◆ **TASK DESCRIPTION**
Scan the data below and pick out the lines containing the word "JSON".

◆ **MATERIAL SUPPLIED**
-- -- --
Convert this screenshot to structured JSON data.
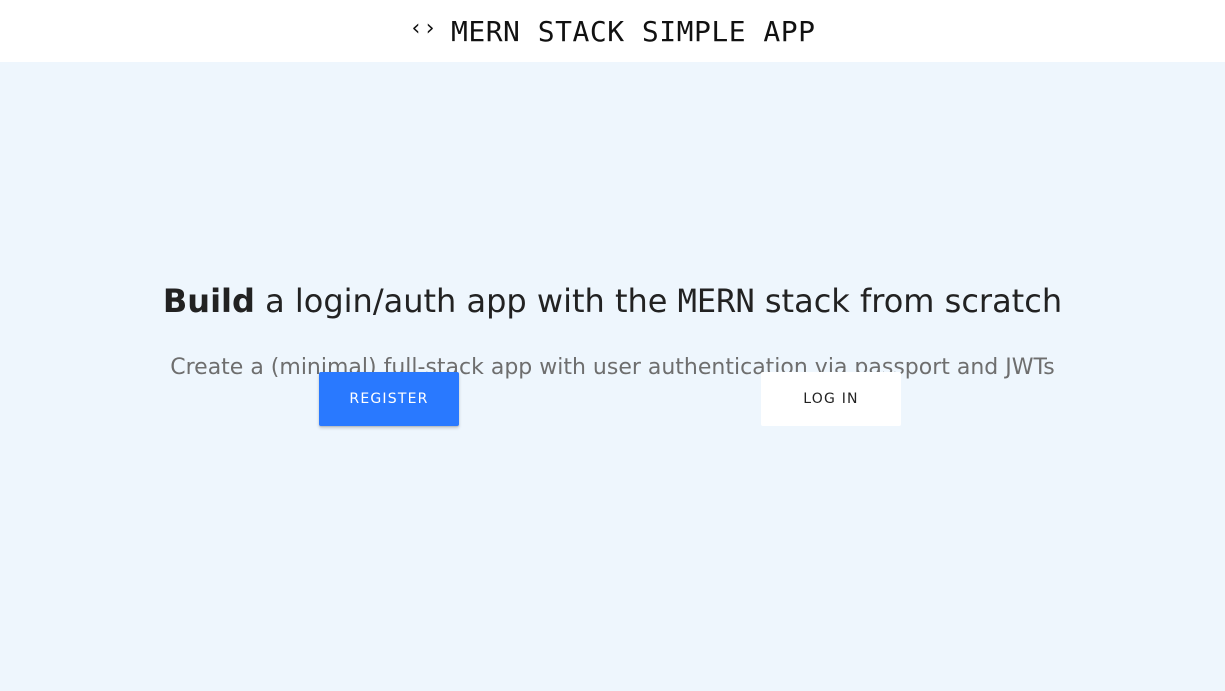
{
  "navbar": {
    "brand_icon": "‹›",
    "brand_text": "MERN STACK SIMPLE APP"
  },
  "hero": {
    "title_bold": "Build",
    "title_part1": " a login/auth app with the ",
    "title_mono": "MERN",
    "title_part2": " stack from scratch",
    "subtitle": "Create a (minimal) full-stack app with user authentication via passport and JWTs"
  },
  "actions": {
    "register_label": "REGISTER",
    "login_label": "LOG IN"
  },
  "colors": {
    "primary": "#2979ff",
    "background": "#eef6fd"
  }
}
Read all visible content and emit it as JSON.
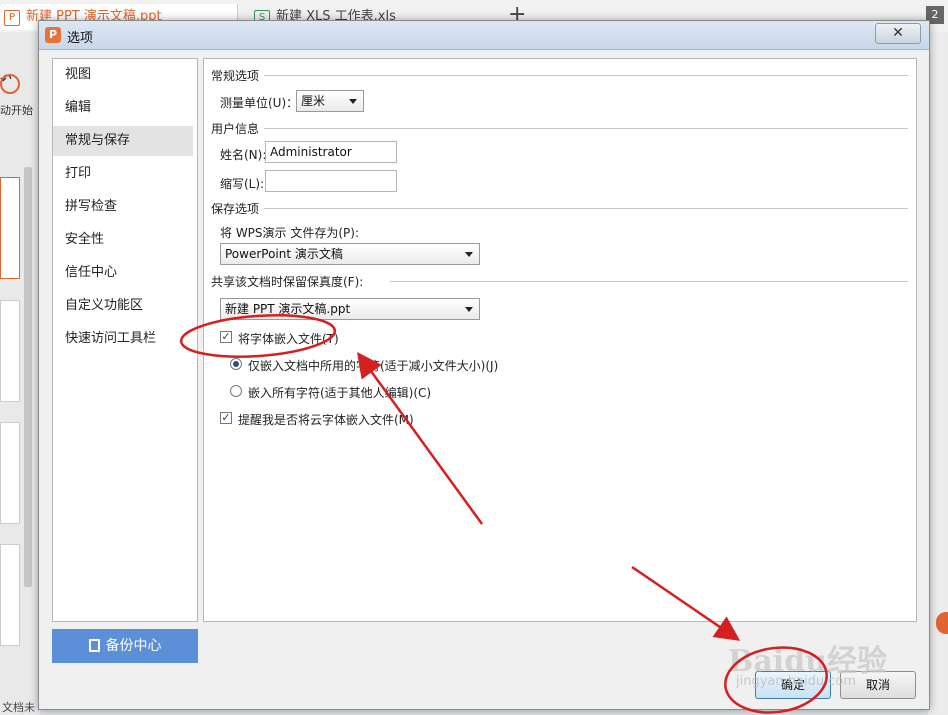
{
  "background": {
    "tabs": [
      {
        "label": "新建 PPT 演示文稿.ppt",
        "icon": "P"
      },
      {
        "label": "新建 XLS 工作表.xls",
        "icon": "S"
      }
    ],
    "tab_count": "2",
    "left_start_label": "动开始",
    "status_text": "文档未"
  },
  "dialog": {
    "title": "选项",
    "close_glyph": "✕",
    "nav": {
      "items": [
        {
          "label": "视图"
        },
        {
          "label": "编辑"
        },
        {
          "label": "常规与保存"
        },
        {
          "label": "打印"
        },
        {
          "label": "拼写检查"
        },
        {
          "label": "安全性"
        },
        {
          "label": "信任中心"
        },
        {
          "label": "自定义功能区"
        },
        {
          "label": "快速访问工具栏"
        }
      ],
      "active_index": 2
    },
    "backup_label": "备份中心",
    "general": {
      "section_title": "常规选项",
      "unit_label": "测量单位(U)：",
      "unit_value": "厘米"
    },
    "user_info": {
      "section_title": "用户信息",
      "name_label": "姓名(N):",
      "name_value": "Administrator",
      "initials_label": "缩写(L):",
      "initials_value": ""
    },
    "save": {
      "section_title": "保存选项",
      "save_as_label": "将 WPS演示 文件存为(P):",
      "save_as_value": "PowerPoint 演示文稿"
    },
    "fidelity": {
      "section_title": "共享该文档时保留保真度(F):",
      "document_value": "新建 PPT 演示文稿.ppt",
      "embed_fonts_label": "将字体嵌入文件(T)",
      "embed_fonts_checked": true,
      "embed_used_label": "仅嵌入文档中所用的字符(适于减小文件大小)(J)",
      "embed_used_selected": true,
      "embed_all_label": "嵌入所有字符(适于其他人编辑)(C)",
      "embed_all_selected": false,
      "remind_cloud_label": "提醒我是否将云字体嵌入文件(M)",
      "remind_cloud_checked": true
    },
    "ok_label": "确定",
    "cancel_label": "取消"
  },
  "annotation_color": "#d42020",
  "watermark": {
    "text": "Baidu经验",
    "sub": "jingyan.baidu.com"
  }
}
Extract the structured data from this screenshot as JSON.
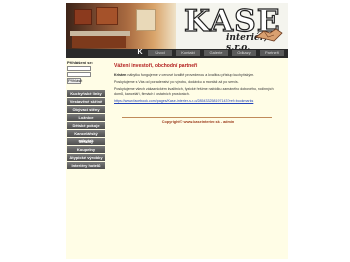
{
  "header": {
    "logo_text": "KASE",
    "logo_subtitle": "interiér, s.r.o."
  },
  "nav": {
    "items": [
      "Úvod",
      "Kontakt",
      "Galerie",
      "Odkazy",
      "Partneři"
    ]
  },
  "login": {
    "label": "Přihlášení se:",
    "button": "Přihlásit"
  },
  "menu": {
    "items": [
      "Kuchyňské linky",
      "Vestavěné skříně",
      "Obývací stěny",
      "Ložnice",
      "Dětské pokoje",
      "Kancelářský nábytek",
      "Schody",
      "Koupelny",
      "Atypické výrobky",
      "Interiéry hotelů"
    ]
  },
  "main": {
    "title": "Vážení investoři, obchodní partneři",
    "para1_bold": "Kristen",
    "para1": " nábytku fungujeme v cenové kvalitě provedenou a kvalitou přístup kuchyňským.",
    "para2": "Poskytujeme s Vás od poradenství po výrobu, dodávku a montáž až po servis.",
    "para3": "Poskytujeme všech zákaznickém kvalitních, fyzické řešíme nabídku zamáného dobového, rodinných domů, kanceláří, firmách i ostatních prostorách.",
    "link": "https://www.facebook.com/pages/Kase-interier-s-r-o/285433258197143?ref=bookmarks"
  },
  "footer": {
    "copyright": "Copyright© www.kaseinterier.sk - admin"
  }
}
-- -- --
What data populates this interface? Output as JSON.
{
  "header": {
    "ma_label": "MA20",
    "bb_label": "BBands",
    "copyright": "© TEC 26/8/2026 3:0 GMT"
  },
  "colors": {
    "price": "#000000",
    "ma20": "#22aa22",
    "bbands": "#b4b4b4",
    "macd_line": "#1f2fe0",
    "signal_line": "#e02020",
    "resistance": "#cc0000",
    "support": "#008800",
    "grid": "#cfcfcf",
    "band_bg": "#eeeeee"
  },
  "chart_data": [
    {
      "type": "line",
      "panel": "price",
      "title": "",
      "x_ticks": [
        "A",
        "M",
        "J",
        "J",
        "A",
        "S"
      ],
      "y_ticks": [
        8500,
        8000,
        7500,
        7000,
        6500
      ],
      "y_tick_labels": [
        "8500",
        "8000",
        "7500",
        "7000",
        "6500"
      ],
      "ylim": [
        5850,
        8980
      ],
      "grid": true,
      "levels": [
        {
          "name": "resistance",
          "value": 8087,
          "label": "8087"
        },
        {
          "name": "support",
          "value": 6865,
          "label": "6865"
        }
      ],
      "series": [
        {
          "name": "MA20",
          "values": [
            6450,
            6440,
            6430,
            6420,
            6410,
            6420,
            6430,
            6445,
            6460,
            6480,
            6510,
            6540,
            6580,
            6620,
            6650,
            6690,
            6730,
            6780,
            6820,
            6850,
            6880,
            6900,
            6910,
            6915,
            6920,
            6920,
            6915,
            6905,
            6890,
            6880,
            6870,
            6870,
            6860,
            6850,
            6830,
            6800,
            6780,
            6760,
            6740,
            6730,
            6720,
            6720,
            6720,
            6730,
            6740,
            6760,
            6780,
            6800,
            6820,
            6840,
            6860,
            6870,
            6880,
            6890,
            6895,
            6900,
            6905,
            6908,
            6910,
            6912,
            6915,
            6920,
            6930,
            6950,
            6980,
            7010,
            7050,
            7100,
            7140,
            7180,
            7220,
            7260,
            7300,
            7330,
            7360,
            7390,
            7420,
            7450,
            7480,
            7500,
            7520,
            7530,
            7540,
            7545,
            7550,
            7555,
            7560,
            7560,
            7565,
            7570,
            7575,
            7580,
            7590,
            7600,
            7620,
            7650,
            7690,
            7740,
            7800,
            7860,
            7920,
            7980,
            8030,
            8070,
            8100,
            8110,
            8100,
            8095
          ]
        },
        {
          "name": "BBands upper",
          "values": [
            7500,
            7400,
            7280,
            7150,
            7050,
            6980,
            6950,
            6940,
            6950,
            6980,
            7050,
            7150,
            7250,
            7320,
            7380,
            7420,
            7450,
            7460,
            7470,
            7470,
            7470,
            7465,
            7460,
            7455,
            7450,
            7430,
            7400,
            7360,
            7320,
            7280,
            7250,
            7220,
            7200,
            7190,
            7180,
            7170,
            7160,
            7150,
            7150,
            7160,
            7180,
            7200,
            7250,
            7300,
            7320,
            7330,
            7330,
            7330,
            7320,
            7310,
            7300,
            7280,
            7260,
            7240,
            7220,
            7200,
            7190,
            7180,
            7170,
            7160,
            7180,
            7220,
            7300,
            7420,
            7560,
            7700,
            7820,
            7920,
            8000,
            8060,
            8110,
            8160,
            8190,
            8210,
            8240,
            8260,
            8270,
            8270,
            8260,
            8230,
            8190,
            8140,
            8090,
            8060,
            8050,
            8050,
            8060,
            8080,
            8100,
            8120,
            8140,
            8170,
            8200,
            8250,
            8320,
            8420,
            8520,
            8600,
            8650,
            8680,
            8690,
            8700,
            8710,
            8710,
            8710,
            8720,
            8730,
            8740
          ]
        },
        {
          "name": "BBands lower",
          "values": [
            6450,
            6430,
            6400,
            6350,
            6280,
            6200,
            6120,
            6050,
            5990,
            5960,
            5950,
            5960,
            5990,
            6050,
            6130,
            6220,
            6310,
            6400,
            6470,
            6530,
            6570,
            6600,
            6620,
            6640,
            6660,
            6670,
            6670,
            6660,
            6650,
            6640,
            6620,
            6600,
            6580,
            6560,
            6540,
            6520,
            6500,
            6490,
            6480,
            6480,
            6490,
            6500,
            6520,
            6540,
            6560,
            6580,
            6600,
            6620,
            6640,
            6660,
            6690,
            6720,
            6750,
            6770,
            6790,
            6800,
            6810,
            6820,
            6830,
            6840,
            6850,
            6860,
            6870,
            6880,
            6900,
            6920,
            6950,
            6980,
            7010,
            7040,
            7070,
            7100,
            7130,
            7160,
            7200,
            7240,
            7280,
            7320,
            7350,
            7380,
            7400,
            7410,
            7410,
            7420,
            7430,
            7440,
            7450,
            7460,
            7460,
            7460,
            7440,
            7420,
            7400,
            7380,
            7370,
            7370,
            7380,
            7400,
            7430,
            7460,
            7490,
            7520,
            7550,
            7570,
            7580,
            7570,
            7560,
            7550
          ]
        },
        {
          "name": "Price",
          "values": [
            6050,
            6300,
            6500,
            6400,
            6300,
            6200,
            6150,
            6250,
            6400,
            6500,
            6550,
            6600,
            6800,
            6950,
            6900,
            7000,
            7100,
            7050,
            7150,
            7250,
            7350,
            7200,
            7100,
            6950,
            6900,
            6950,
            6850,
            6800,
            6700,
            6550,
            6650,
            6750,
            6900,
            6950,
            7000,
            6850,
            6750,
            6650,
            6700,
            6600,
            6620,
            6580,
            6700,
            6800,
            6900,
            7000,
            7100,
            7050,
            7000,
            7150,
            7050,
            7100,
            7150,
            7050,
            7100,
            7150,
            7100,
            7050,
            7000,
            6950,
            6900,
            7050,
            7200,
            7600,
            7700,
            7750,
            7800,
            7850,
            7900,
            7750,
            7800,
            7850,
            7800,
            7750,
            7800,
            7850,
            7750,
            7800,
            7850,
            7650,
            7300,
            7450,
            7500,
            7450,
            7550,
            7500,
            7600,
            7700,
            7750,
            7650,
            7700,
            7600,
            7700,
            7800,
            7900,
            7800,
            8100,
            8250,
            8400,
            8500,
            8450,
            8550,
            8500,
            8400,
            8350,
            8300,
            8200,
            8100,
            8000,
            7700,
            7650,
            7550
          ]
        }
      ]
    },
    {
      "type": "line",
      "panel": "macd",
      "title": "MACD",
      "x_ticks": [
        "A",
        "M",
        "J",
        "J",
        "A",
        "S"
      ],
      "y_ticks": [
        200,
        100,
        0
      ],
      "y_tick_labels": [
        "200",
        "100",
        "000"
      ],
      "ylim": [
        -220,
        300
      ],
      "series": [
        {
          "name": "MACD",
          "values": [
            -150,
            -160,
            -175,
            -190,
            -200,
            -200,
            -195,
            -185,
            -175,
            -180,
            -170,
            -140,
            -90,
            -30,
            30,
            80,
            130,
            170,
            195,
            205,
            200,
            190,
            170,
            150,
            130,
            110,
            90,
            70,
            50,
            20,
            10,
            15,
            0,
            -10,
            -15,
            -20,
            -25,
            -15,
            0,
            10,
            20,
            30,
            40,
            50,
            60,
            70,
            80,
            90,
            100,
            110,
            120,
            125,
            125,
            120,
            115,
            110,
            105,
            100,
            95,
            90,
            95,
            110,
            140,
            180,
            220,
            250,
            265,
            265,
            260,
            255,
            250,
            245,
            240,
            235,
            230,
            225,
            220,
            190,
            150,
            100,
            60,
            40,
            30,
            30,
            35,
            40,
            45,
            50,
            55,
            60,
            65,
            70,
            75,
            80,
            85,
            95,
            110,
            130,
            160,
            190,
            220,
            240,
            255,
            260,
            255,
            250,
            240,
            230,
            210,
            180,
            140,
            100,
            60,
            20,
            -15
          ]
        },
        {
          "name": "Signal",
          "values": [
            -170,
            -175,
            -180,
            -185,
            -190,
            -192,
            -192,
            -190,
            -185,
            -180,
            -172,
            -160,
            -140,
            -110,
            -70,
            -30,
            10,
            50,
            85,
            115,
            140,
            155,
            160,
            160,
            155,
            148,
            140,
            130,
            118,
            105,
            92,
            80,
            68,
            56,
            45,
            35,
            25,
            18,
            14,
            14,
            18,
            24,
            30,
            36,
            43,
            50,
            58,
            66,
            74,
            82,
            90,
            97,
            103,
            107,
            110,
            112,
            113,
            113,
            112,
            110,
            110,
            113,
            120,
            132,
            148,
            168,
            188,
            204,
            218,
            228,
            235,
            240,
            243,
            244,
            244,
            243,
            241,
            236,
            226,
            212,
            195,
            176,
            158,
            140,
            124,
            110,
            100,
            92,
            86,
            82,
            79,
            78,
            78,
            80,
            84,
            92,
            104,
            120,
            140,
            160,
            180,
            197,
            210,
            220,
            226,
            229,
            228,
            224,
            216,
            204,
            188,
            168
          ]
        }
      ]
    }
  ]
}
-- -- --
◆ **THE COMPLETED TASK**
Convert this screenshot to structured JSON data.
Read all visible content and emit it as JSON.
Extract the structured data from this screenshot as JSON.
What data populates this interface? Output as JSON.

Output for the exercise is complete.